A response to a request for more information on the changes
made to Otago's conservation management strategy has been
labelled as ''absolutely unacceptable'' by Otago Conservation
Board member Susan Stevens.
The board developed the initial strategy - a plan for how the
places, native plants and animals Doc is responsible for will
be managed - which was then revamped by the Department of
Conservation before going out for consultation last year.
Former board members criticised the consultation draft as
reflecting little of what the board had written in
consultation with others and for having been standardised and
Remaining board members also questioned the reasoning behind
some of the changes, writing to Doc last year with a list of
That letter was compiled in the non-public section of the
meeting and a request by the Otago Daily Times for a
copy of the letter was turned down; legal reasons being cited
as the reason for the refusal.
Doc's planning manager David Newey's reply was tabled at the
board's recent meeting in Clyde.
It said Doc could not respond to the board's request because
it was still analysing the ''many thousands of submission
points'' raised during the consultation process and
developing policy responses.
Ms Stevens said the board was not asking for new information
but wanted an explanation of the decisions made by Mr Newey's
team, such as on what grounds the decisions were made.
''We just want to understand what's there better because
we're confused about some things.''
Board chairman Gordon Bailey said after the meeting the board
had raised the questions because of the changes made to the
document from the one it developed and as the board was
required to sign off on the final document before it went to
the Conservation Authority.
While the board had not received answers, it was pleasing Doc
had offered to hold workshops with boards so planners could
explain issues, he said.
''To keep us in the loop is a positive way forward.''
Mr Newey said given the quality and quantity of submissions
the department would not be able to meet the Conservation Act
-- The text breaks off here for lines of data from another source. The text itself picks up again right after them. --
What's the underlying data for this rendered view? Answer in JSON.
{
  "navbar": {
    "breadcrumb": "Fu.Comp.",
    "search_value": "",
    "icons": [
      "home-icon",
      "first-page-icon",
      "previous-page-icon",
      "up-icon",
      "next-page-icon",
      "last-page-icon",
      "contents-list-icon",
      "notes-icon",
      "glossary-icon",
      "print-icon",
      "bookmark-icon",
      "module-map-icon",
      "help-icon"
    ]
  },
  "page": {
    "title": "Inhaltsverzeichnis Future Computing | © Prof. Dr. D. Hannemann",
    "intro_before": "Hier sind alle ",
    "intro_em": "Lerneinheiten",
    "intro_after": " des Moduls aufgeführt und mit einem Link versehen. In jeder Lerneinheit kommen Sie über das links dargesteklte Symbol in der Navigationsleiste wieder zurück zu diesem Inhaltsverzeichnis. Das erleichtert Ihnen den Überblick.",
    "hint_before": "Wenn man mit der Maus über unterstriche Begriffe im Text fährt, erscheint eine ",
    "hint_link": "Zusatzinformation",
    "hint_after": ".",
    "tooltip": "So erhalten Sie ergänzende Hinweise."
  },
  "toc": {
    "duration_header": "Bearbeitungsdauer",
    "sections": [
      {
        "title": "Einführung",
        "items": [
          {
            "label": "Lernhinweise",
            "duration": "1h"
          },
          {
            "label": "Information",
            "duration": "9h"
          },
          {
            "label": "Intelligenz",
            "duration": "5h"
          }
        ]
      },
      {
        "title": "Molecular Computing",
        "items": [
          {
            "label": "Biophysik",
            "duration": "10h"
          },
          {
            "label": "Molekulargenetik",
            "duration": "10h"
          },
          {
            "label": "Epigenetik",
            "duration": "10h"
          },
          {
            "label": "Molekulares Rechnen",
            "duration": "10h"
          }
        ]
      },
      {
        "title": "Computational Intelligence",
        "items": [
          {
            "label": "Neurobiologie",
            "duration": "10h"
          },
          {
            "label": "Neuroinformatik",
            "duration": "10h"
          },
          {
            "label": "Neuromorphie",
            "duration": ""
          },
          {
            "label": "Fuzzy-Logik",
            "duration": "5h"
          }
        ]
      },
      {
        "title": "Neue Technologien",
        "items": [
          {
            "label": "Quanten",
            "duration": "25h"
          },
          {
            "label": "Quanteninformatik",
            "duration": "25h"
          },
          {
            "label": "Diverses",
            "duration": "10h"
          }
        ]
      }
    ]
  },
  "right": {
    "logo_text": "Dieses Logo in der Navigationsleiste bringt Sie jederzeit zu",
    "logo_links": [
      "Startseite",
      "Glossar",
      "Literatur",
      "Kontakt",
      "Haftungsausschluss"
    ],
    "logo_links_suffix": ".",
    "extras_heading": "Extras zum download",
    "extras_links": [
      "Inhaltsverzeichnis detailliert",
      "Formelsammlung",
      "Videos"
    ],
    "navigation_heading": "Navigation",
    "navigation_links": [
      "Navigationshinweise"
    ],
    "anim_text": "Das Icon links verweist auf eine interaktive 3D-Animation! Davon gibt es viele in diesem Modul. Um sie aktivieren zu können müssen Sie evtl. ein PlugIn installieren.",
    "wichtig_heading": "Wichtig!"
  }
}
timelines for releasing the strategy.
It had been anticipated the revised draft strategy would go
to the board in March but it was ''now looking like early